“Working towards solutions for sufficient numbers of appropriately trained and qualified teachers is an urgent imperative of our time if we are to ensure a safe, quality education—and hope for the future—for the rising tide of children affected by conflict and crisis” (Mendenhall et al., 2018).
A competent and skilled teacher is one of the most important inputs in any education system. But in crisis and post-conflict settings, teachers are often in short supply and many are new recruits with minimal experience or education to prepare them for teaching in tough conditions. Those who do have a teaching background or qualification may have to teach content outside of their knowledge area, and may be unprepared to respond to the additional complexities of teaching in a crisis context.
As teachers play a critical role in shaping the future of their students and communities, their role should not be an afterthought, but an integral part of the preparedness and planning phases for education in emergencies and in chronic crises.
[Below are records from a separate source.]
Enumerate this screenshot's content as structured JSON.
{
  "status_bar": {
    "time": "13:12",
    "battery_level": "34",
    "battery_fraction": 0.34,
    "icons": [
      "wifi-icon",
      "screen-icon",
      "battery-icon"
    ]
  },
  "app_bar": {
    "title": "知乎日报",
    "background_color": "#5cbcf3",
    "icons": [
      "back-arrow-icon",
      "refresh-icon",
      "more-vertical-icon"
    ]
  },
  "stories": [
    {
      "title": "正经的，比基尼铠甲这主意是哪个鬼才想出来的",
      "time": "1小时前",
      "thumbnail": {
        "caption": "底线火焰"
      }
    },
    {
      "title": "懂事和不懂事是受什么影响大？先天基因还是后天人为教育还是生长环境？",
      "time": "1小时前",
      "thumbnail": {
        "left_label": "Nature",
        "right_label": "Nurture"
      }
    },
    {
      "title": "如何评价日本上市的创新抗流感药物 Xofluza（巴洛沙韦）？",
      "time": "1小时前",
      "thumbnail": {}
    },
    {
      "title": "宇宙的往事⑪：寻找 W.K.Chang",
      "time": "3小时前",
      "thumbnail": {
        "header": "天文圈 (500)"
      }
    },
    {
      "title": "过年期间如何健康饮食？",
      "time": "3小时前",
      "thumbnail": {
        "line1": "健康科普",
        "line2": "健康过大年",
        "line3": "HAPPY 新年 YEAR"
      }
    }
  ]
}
Teachers, like all professionals, must be carefully recruited and prepared to be teachers, with access to well-planned and well-executed professional development in order to be the best that they can be, especially in times of crisis. In particular, teachers require relevant knowledge and skills, as well as strong school-based support and opportunities for collaboration to respond effectively to the complex needs of learners in crisis contexts.
You can find out more about INEE’s Teachers in Crisis Contexts Collaborative, an inter-agency effort to provide more and better support to teachers in crisis settings, here.
- It is estimated that at least 20,000 additional teachers are needed each year to address the gap for the world’s displaced students (Strecker, 2018).
- Recurring armed conflict in Central African Republic (CAR) since 2003 has led to a situation where in a country of 4.6 million people there are only 9,000 teachers, half of whom are unqualified (Nicolai et al., 2015).
- In Kenya’s Kakuma refugee camp, 73% of primary teachers are uncertified (Mendenhall et al., 2018).
- In Lebanon, 55% of teachers have not been trained for the past two years, despite the diverse needs of teachers and learners (UNESCO GEM, 2019).
- In primary schools across refugee settlements in Uganda, the average pupil-teacher ratio is 85:1, reaching 94:1 and 133:1 in certain settlements (UNESCO GEM, 2019)
- In Syria, teacher stipends have dropped on average to 10 percent of the value of pre-crisis salaries (Assistance Coordination Unit, 2017).